= About this exercise =
In the response, the entries must appear exactly as supplied.

= Extracted records =

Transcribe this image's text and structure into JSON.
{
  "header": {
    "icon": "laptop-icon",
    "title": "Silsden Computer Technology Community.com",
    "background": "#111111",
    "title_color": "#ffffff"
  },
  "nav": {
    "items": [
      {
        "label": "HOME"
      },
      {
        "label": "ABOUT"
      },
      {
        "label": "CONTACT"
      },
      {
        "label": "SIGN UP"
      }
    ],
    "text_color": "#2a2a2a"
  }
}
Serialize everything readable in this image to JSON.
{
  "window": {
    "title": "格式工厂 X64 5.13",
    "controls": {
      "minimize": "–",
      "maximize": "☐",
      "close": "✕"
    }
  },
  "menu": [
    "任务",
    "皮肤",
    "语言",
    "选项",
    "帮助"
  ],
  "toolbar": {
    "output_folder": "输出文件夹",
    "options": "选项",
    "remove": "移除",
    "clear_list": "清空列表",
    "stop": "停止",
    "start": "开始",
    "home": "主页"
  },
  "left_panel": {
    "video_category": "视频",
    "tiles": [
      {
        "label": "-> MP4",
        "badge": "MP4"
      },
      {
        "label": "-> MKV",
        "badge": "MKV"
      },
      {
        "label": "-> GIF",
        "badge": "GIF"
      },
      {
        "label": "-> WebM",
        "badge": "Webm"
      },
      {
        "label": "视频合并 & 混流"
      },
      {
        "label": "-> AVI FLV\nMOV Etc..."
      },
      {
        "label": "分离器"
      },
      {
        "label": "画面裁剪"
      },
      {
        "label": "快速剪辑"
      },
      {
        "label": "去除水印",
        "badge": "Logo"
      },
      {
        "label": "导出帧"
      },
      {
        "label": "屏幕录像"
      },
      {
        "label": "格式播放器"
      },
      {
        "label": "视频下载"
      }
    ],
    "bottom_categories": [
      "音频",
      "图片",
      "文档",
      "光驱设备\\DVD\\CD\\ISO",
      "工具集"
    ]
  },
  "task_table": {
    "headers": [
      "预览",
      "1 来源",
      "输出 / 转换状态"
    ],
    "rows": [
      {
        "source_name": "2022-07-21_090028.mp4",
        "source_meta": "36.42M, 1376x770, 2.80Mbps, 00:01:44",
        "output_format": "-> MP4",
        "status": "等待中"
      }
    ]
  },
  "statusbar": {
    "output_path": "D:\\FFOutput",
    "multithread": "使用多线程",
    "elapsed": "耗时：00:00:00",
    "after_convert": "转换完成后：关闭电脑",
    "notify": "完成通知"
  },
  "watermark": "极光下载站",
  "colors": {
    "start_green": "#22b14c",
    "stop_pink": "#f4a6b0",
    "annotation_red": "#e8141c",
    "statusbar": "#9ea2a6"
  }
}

= Answer to this exercise =
Transcribe this image's text and structure into JSON.
{
  "header": {
    "icon": "laptop-icon",
    "title": "Silsden Computer Technology Community.com",
    "background": "#111111",
    "title_color": "#ffffff"
  },
  "nav": {
    "items": [
      {
        "label": "HOME"
      },
      {
        "label": "ABOUT"
      },
      {
        "label": "CONTACT"
      },
      {
        "label": "SIGN UP"
      }
    ],
    "text_color": "#2a2a2a"
  }
}
Serialize everything readable in this image to JSON.
{
  "window": {
    "title": "格式工厂 X64 5.13",
    "controls": {
      "minimize": "–",
      "maximize": "☐",
      "close": "✕"
    }
  },
  "menu": [
    "任务",
    "皮肤",
    "语言",
    "选项",
    "帮助"
  ],
  "toolbar": {
    "output_folder": "输出文件夹",
    "options": "选项",
    "remove": "移除",
    "clear_list": "清空列表",
    "stop": "停止",
    "start": "开始",
    "home": "主页"
  },
  "left_panel": {
    "video_category": "视频",
    "tiles": [
      {
        "label": "-> MP4",
        "badge": "MP4"
      },
      {
        "label": "-> MKV",
        "badge": "MKV"
      },
      {
        "label": "-> GIF",
        "badge": "GIF"
      },
      {
        "label": "-> WebM",
        "badge": "Webm"
      },
      {
        "label": "视频合并 & 混流"
      },
      {
        "label": "-> AVI FLV\nMOV Etc..."
      },
      {
        "label": "分离器"
      },
      {
        "label": "画面裁剪"
      },
      {
        "label": "快速剪辑"
      },
      {
        "label": "去除水印",
        "badge": "Logo"
      },
      {
        "label": "导出帧"
      },
      {
        "label": "屏幕录像"
      },
      {
        "label": "格式播放器"
      },
      {
        "label": "视频下载"
      }
    ],
    "bottom_categories": [
      "音频",
      "图片",
      "文档",
      "光驱设备\\DVD\\CD\\ISO",
      "工具集"
    ]
  },
  "task_table": {
    "headers": [
      "预览",
      "1 来源",
      "输出 / 转换状态"
    ],
    "rows": [
      {
        "source_name": "2022-07-21_090028.mp4",
        "source_meta": "36.42M, 1376x770, 2.80Mbps, 00:01:44",
        "output_format": "-> MP4",
        "status": "等待中"
      }
    ]
  },
  "statusbar": {
    "output_path": "D:\\FFOutput",
    "multithread": "使用多线程",
    "elapsed": "耗时：00:00:00",
    "after_convert": "转换完成后：关闭电脑",
    "notify": "完成通知"
  },
  "watermark": "极光下载站",
  "colors": {
    "start_green": "#22b14c",
    "stop_pink": "#f4a6b0",
    "annotation_red": "#e8141c",
    "statusbar": "#9ea2a6"
  }
}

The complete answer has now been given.